We’re seeing this incredible growth in technology that supports AI, so that’s very important. We’ve also adapted a lot of the algorithms we’re using from algorithms used by companies like Google or Facebook, where they were initially implemented for facial recognition software, for example. And in a way, that’s easier to do because Google or Facebook have the whole internet to draw from to do this testing. These algorithms will only learn what we tell them to learn, so they’re only as good as the problem that we teach them to solve. It won’t learn anything more or anything less. In our case, in terms of health care data, you’re somewhat limited by where the data comes from and how much data you have access to. One major limitation is that different clinicians or sites have various names for the same thing, so how do you standardize that across sites to train your algorithm? I think that is going to be a really important thing to overcome in the future.
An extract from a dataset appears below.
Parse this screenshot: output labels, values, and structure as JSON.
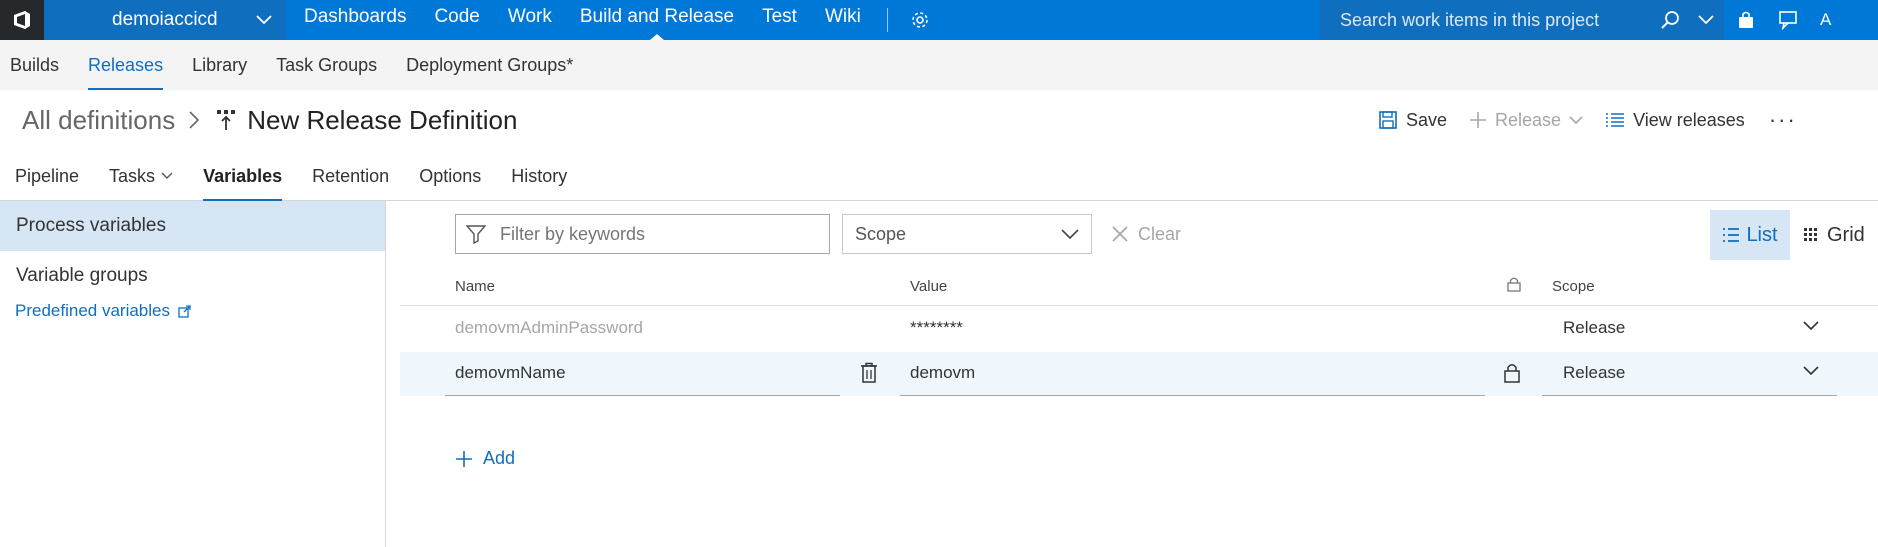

These types of methods hold a lot of promise though.
How will artificial intelligence be used to predict whether or not someone is likely to have Alzheimer’s in the future?
By Bill Fisher | October 21st, 2020